Charging your phone battery with noise

(m) at 12-05-2011 12:23PM (8 years ago)

(1374 | Gistmaniac)

Scientists have developed a device powered by noise to charge a phone battery, reports Jayne Augoye

Picture something in your mind. You are about to make an urgent phone call, retrieve a phone number or read an urgent text message. But just as you make to reach for your phone, you discover that its battery is down.

As frustrating as this experience may be, you may not always have to fumble to the nearest electric power point – which may not really be there, especially if you are in Nigeria where electricity supply is epileptic. All you have to do is let out a deafening scream which automatically charges your phone battery. The idea sounds funny but it is actually the result of a new invention by a researcher at the Institute of Nanotechnology at Sungkyunkwan University in Seoul, South Korea, Dr. Sang-Woo Kim.

This discovery was made after new methods for using environment energy had been investigated. The thrust of the report of the research is that electricity can be generated to charge phones using human voice or the walls that insulate sound on highways.

The new device will allow mobile phones to be recharged simply by talking into them. According to Kim, it turns sound into electricity, allowing a mobile to be powered up while a conversation is in progress – and the greater the volume the greater the charge. He also hints that with future projects, “Sound power can be used for various novel applications, including cellular phones that can be charged during conversations and sound-insulating walls near highways that generate electricity from the sound of passing vehicles.”

The technology is said to have the ability to turn sound into electricity, allowing a mobile to be powered up while a conversation is in progress with the only snag being that the greater the volume the greater the charge. It could also be used to power up personal music players, raising the possibility of charging an iPod by singing along to your favourite songs.

Kim is quoted in as saying, “A number of approaches for scavenging energy from environments have been intensively explored. The sound that always exists in our everyday life and environments has been overlooked as a source. This motivated us to realise power generation by turning sound energy from speech, music or noise into electrical power.”

Kim’s device employs tiny strands of zinc oxide, the main ingredient of calamine lotion – sandwiched between two electrodes. A sound-absorbing pad on top vibrates when sound waves hit it, causing the tiny zinc oxide wires to compress and release. This generates electrical current that can then be used to charge a battery. Surprisingly, the device can convert sounds of around 100 decibels – the equivalent of noisy traffic, a passing train or a nearby lawnmower – into a mild electrical current. Interestingly, a cosmopolitan city such as Lagos is bound to get traffic eager to tap into this discovery.

Although this is not yet enough to charge a phone properly, the inventors are hopeful that altering the material the wires are made from will allow them to produce more energy at lower sound levels. Other ideas for the technology in the nearest future include scavenging the sound produced by motorway traffic at rush hour and using it to give the national grid a boost.

This in turn will have the added benefit for nearby homes of reducing the amount of traffic noise that escapes.
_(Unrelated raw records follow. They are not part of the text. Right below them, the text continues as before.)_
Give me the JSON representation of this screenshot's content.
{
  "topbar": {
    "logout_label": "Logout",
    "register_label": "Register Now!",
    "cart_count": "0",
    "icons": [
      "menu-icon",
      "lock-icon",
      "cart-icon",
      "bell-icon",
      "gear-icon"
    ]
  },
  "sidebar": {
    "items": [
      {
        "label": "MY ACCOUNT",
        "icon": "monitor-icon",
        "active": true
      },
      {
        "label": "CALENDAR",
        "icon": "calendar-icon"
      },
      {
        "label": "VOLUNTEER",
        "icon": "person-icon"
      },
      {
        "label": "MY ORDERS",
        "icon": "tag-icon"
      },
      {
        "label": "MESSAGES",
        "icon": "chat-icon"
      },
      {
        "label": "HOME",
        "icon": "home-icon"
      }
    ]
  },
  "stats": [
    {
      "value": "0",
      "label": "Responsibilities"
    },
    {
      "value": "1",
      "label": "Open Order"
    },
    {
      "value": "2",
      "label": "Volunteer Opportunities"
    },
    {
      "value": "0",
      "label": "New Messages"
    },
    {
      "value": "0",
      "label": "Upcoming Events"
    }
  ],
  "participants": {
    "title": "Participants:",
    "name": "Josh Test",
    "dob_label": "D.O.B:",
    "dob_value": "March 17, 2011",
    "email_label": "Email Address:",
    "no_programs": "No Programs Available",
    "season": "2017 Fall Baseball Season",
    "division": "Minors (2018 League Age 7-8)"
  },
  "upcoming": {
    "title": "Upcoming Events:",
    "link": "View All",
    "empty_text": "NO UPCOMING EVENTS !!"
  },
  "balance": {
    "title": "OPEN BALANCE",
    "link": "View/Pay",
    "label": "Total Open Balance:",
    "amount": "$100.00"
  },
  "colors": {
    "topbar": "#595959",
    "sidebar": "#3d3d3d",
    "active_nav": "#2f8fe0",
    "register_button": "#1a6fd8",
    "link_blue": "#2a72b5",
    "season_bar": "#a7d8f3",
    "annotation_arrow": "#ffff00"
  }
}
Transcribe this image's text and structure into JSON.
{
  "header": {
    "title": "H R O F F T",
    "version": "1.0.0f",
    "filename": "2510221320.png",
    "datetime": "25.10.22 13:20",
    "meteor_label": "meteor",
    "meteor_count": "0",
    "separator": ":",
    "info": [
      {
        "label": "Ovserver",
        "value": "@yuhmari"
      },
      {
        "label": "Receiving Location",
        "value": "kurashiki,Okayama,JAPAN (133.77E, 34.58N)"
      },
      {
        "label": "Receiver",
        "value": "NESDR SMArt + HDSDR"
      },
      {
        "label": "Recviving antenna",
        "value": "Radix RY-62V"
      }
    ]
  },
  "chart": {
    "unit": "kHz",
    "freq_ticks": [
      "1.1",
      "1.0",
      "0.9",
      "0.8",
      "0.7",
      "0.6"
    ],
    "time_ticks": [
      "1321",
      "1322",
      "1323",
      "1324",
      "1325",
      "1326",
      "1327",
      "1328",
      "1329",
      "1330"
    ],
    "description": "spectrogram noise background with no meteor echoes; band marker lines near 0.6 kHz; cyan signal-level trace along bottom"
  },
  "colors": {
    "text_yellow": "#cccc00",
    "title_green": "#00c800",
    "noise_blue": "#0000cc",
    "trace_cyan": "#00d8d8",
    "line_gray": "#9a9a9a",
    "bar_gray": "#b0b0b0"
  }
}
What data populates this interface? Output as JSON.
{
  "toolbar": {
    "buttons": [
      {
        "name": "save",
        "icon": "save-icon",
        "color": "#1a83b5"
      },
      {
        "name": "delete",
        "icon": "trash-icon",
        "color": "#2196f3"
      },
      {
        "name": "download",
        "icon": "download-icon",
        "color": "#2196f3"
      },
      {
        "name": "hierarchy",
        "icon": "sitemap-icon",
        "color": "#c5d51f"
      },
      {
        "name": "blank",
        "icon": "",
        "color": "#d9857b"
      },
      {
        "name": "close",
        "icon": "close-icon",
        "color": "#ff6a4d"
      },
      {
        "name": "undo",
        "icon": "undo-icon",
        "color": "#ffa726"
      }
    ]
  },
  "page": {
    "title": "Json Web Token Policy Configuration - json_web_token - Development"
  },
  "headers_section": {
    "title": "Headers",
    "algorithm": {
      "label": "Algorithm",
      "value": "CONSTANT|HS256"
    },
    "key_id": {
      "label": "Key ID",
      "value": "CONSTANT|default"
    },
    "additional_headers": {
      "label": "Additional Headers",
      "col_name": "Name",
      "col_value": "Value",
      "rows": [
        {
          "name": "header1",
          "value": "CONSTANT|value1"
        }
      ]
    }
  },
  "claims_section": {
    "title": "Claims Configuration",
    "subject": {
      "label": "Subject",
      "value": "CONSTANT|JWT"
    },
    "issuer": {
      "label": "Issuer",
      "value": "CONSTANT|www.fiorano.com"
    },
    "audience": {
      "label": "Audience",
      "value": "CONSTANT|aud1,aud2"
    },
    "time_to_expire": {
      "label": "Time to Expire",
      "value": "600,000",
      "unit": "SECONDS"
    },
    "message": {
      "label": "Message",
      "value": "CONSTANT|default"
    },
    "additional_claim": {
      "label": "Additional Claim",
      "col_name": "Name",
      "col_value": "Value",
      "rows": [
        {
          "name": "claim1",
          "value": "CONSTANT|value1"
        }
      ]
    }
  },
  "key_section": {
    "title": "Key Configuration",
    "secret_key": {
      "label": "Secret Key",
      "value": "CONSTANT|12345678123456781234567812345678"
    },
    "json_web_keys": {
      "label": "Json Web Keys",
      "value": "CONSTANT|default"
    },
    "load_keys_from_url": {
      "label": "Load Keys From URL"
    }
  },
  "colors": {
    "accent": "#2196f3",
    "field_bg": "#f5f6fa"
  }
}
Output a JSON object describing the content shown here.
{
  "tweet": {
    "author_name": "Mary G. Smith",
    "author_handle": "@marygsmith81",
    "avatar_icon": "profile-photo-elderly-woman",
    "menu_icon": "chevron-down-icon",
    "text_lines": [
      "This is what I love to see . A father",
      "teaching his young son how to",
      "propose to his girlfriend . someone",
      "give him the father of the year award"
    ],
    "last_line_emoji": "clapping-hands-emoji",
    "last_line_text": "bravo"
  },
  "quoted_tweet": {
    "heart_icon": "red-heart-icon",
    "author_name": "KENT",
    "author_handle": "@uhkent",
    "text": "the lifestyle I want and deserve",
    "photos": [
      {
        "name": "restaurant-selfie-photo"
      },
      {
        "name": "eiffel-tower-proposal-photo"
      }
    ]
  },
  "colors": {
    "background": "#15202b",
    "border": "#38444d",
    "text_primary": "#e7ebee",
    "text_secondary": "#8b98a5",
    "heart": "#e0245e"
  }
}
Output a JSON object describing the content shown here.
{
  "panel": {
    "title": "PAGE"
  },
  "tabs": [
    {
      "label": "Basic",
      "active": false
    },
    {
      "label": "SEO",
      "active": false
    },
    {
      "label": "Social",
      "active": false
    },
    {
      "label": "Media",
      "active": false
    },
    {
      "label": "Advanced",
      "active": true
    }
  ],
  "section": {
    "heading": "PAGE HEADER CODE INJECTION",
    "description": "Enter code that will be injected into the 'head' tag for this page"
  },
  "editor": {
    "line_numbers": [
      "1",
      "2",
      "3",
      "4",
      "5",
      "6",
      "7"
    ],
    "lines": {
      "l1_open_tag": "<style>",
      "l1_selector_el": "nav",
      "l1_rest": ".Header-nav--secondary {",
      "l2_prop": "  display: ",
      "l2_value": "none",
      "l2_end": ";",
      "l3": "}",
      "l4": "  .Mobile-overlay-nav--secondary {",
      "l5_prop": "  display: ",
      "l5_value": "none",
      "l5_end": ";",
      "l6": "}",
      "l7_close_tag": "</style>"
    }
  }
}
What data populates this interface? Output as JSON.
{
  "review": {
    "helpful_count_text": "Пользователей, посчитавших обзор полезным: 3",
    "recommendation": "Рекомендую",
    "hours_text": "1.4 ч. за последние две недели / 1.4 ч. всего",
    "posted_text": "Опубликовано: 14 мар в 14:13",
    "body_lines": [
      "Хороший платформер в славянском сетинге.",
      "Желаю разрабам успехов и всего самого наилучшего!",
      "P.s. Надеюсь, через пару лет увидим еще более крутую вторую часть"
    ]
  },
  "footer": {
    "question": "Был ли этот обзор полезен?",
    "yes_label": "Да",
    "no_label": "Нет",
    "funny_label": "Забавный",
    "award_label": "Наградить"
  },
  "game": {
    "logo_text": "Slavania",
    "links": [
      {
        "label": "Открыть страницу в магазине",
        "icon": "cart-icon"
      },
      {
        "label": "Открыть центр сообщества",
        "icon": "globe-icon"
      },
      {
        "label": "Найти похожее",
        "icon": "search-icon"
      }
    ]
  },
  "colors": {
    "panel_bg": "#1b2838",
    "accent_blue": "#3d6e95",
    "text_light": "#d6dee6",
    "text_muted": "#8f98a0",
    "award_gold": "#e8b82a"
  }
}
Over time, practical tests have shown that the technology can generate 50 millivolts of electricity, using about 100 decibel, a value usually recorded during noisy traffic. However, some people might tend to shout while talking on the phone as they try to generate extra power to charge their device. This could constitute a downside for this technology. Unfortunately since 50 millivolts is not enough to charge a phone fully, Woo Kim’s team hopes they can use other materials to manufacture the wires and thus produce more energy using lower sound levels. They are planning to produce more efficient sound-driven nanogenerators in the future.

However, this is not the first time an attempt to generate electricity using non-conventional energy sources has been made. Recently, MP3 players that can be powered by heartbeats, were invented while Nokia has also created movement energy harvesting devices similar to kinetically powered watches.

In spite of the humour and absurdity that trail the device, densely populated areas will definitely be the first port of call for anyone willing to charge his or her phone. With this development, noise pollution may also be on the increase, as erratic power supply is bound to get a number of persons jumping aboard this discovery.

In the U.S. on the other hand, scientists are currently working on a gadget that converts the movement of the knees while walking into electricity. The knee brace harvests energy generated when someone bends their knee to take a step. The device, when fully developed, will allow commuters to charge their mobile phones while dashing for the train. It can also help soldiers cut down on the number of batteries they need to carry into battle.

itoroesie (m) at 12-05-2011 12:55PM
(349 | Upcoming)

still reading............
dickman2 (m) at 26-08-2012 08:26AM
(34105 | Addicted Hero)

no comment.